Education[edit]

See List of educational institutions in Sukkur

Sites of interest[edit]

Masjid Manzilgah.JPG
  • Sadh Belo ساڌ ٻيلو Temple on River Indus
Hindu Temple, Sadh Belo, Sukkur

Notable people[edit]

  • Mir Muhammad Masum Nami (d. 1606): Born to Shaikh-ul-Islam of Bhakkar of that time. He authored Tarikh-i-Masumi (aka Tarikh-i-Sind), a book on history of the Sindh province from the start of Muhammad Bin Qasim's arrival in Sindh to the beginning of 17th century. Mufradat-i-Nami was book written on medicine by him.
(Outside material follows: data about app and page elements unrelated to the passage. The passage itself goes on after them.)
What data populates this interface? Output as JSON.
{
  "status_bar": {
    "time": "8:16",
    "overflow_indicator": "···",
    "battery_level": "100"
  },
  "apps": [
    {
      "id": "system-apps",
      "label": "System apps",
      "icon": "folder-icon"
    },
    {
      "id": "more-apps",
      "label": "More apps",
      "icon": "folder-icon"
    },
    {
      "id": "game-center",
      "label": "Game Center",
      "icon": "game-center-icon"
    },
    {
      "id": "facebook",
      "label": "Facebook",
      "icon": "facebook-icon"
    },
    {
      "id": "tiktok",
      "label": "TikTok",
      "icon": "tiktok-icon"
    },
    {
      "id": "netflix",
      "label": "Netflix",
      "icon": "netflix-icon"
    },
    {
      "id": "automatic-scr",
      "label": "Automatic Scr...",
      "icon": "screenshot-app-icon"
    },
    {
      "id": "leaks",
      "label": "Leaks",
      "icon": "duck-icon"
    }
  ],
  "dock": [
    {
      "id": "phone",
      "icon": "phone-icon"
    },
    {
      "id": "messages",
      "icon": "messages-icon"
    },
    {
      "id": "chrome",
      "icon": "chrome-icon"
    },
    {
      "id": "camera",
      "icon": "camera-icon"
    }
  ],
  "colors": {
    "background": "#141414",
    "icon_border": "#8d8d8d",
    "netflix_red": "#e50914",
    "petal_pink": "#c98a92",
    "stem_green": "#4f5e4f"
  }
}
He wrote a Diwan of poetry and versified the translation of legend of Sassi Pannu.[14]

See also[edit]

References[edit]

  1. ^ "Population and growth of major cities" (PDF). 
  2. ^ "Sukkur - 1889". http://www.sindhishaan.com. Sindhi Shaan. Retrieved 7 August 2015.  External link in |website= (help)
  3. ^ "Union Administrations of Taluka Sukkur". 
  4. ^ Umair, Bisma (13 July 2013). "Sukkur". 
  5. ^ "Climate Profile for Sukkur, Pakistan". MyWeather2. Retrieved 30 July 2010. 
  6. ^ http://www.wunderground.com/history/airport/OPSK/2013/7/6/DailyHistory.html?MR=1
  7. ^ James Wynbrandt 2009.
  8. ^ Dirk Collier 2016.
  9. ^ Kiana, Khaleeq (16 July 2013). "Rule violations threaten Sukkur Barrage". dawn.com. Retrieved 26 August 2014. 
  10. ^ "Sukku Barrage". 
  11. ^ "Sukkur Barrage Rehabilitated for another 60-70 years". 25 July 2005. Retrieved 26 August 2014. 
  12. ^ "Sukku at A Glance". sukkurcity.com. Retrieved 18 September 2014. 
  13. ^ "Explore Pakistan". findpk.com. Retrieved 18 September 2014. 
  14. ^ Nabi Hadi 1995.

Bibliography[edit]

External links[edit]